AIM OF THE TASK: Would you write out each line of the material below exactly, skipping every picture?

ENTRIES SHOWN:
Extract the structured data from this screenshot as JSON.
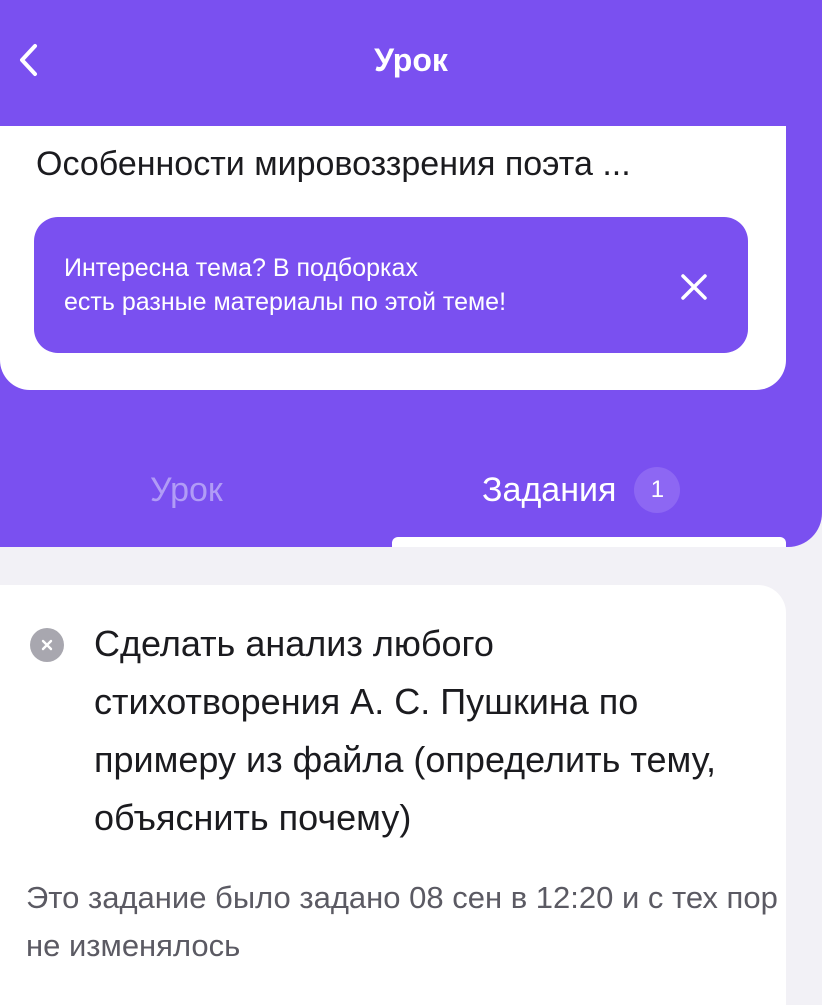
{
  "header": {
    "title": "Урок",
    "back_icon": "chevron-left-icon"
  },
  "lesson_card": {
    "title": "Особенности мировоззрения поэта ...",
    "banner": {
      "text": "Интересна тема? В подборках\nесть разные материалы по этой теме!",
      "close_icon": "close-icon"
    }
  },
  "tabs": [
    {
      "label": "Урок",
      "active": false
    },
    {
      "label": "Задания",
      "active": true,
      "badge": "1"
    }
  ],
  "task": {
    "status_icon": "close-circle-icon",
    "text": "Сделать анализ любого стихотворения А. С. Пушкина по примеру из файла (определить тему, объяснить почему)",
    "meta": "Это задание было задано 08 сен в 12:20 и с тех пор не изменялось"
  },
  "colors": {
    "accent": "#7a50f0",
    "background": "#f2f1f6",
    "inactive_tab": "#b19cf6",
    "status_gray": "#a8a7af"
  }
}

WRITTEN RESPONSE:
Extract the structured data from this screenshot as JSON.
{
  "header": {
    "title": "Урок",
    "back_icon": "chevron-left-icon"
  },
  "lesson_card": {
    "title": "Особенности мировоззрения поэта ...",
    "banner": {
      "text": "Интересна тема? В подборках\nесть разные материалы по этой теме!",
      "close_icon": "close-icon"
    }
  },
  "tabs": [
    {
      "label": "Урок",
      "active": false
    },
    {
      "label": "Задания",
      "active": true,
      "badge": "1"
    }
  ],
  "task": {
    "status_icon": "close-circle-icon",
    "text": "Сделать анализ любого стихотворения А. С. Пушкина по примеру из файла (определить тему, объяснить почему)",
    "meta": "Это задание было задано 08 сен в 12:20 и с тех пор не изменялось"
  },
  "colors": {
    "accent": "#7a50f0",
    "background": "#f2f1f6",
    "inactive_tab": "#b19cf6",
    "status_gray": "#a8a7af"
  }
}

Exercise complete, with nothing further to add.